Lately, I’ve been taking notice when I see articles and blog posts about selling the family home, or downsizing, or re-evaluating the next chapter, etc. Some take on a bittersweet tone, while others have a roll-up-your-sleeves and get on with it approach. Most conversations I have with people my age inevitably get around to the subjects of retirement, changing gears, making adjustments–and there are always more questions than answers. I hate stuff like that. Just when you think you have things narrowed down to Plan A or Plan B, the rest of the alphabet presents itself proposing other options. It’s been the story of my life: unexpected deviations from The Plan, unintended consequences, and things that seem to work themselves out even when the best laid plans have gone astray. The Game of Life turned out to be good preparation for actual life.
The idea of moving to a smaller house–one that doesn’t require so much maintenance–leaves me filled with conflicting emotions. We moved into this house as a family of four in 1984. By 1986, we were a family of five. And in 1991, the place burned to the ground. We rebuilt in the same spot, and as project manager of the rebuilding I had a hand in every element that went into the new house.
Now, over twenty years later, our three kids are grown up and married. with families of their own. The house that once felt so big can no longer accommodate our growing crowd on those too-rare occasions when we all get together.
Just thinking about packing up and moving leaves me with feelings of dread (and denial at the inevitability of it), but a big change also carries with it a certain air of excitement. I’m just not sure I’m ready to make that change quite yet. Mostly, I shove those thoughts to the back of my mind and carry on, maybe cleaning out a drawer here and there, getting rid of some files every now and again, and occasionally sorting through a closet and piling up clothes to give away. All mere drops in the bucket. The larger tasks loom large and seem overwhelming.
It doesn’t necessarily have to be that way, though. I recently packed up an entire house and it didn’t take long at all. In fact, it was incredibly easy to do. No lingering over sentimental items: which to keep, which to give or throw away–not a problem. And I was able to do it all myself, stress-free. This house has a lot of history: it had been handed down from one generation to another. But the time had come to move on. Some other family would get to enjoy this charming place, and I only hope the next generation will get as much pleasure out of decorating and fixing it up as we did.

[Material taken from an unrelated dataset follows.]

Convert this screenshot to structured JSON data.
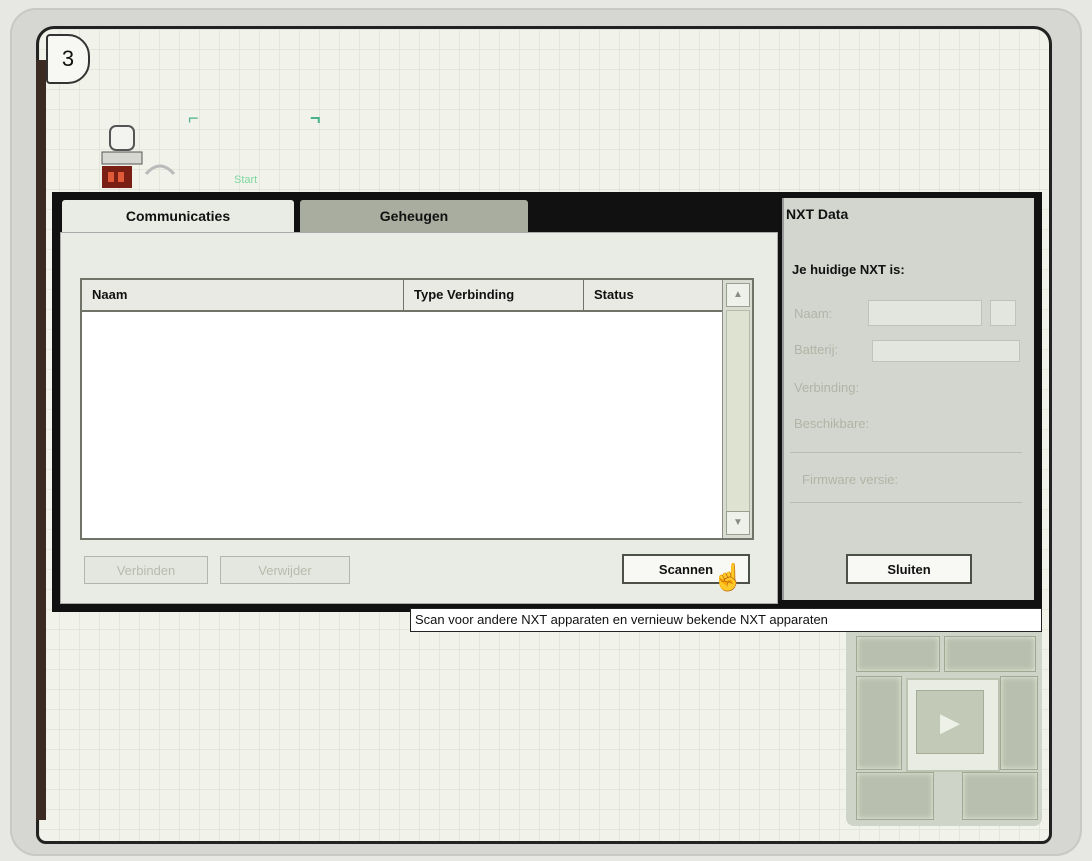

There’s something about an empty house, no matter how long you’ve had it, that is kind of sad. All the rooms, once full of furniture and doodads, gathered from who knows where–some hand-made treasures, small and precious: a teapot, a birdcage, dishes, quilts–too many things to mention. Yes, an empty house, no matter how small, can stir up all kinds of memories.
In this case, not only did I empty the house and pack everything up, I also handed it back to its rightful owner. The transaction only took a moment, but it packed an emotional punch. Younger children would be enjoying the house and making their own history within its walls. My granddaughter, at nearly seven years old, has outgrown playing with it.

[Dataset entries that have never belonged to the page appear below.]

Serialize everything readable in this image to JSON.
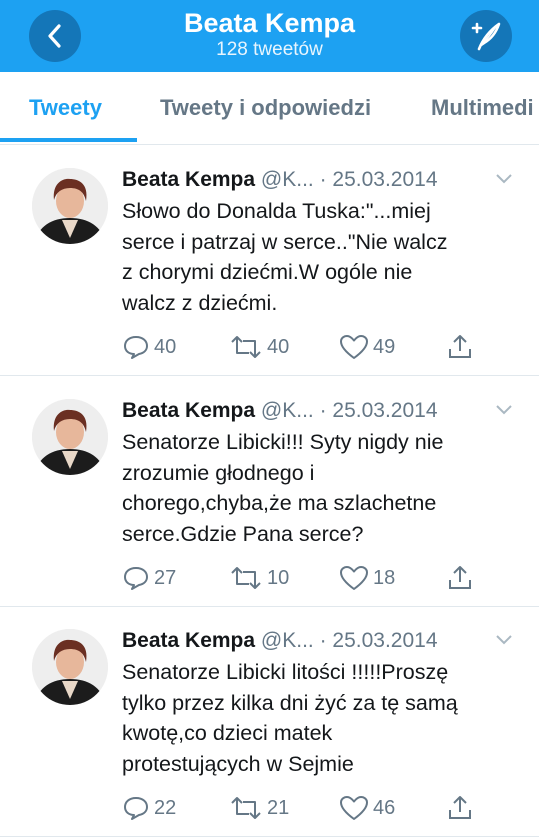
{
  "header": {
    "title": "Beata Kempa",
    "subtitle": "128 tweetów",
    "back_icon": "chevron-left-icon",
    "compose_icon": "compose-feather-icon",
    "color": "#1da1f2"
  },
  "tabs": [
    {
      "label": "Tweety",
      "active": true
    },
    {
      "label": "Tweety i odpowiedzi",
      "active": false
    },
    {
      "label": "Multimedi",
      "active": false
    }
  ],
  "tweets": [
    {
      "name": "Beata Kempa",
      "handle": "@K...",
      "date": "· 25.03.2014",
      "lines": [
        "Słowo do Donalda Tuska:\"...miej",
        "serce i patrzaj w serce..\"Nie walcz",
        "z chorymi dziećmi.W ogóle nie",
        "walcz z dziećmi."
      ],
      "replies": "40",
      "retweets": "40",
      "likes": "49"
    },
    {
      "name": "Beata Kempa",
      "handle": "@K...",
      "date": "· 25.03.2014",
      "lines": [
        "Senatorze Libicki!!! Syty nigdy nie",
        "zrozumie głodnego i",
        "chorego,chyba,że ma szlachetne",
        "serce.Gdzie Pana serce?"
      ],
      "replies": "27",
      "retweets": "10",
      "likes": "18"
    },
    {
      "name": "Beata Kempa",
      "handle": "@K...",
      "date": "· 25.03.2014",
      "lines": [
        "Senatorze Libicki litości !!!!!Proszę",
        "tylko przez kilka dni żyć za tę samą",
        "kwotę,co dzieci matek",
        "protestujących w Sejmie"
      ],
      "replies": "22",
      "retweets": "21",
      "likes": "46"
    }
  ]
}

I gave the house back to the friend who loaned it to me. Now, the young children in her life will get to fill these rooms with the stuff I packed up.
It’s all here: the furniture,the dishes,the little stove, the beds, and, of course, the family. And it all fit into a single container.
When the time comes, the next step will be infinitely more complicated. I’m not kidding myself here. But packing up this little house got me thinking a little more seriously about how it might feel to move on one day. I think of it as a baby step.
But for now, our house is a very, very, very nice house. . .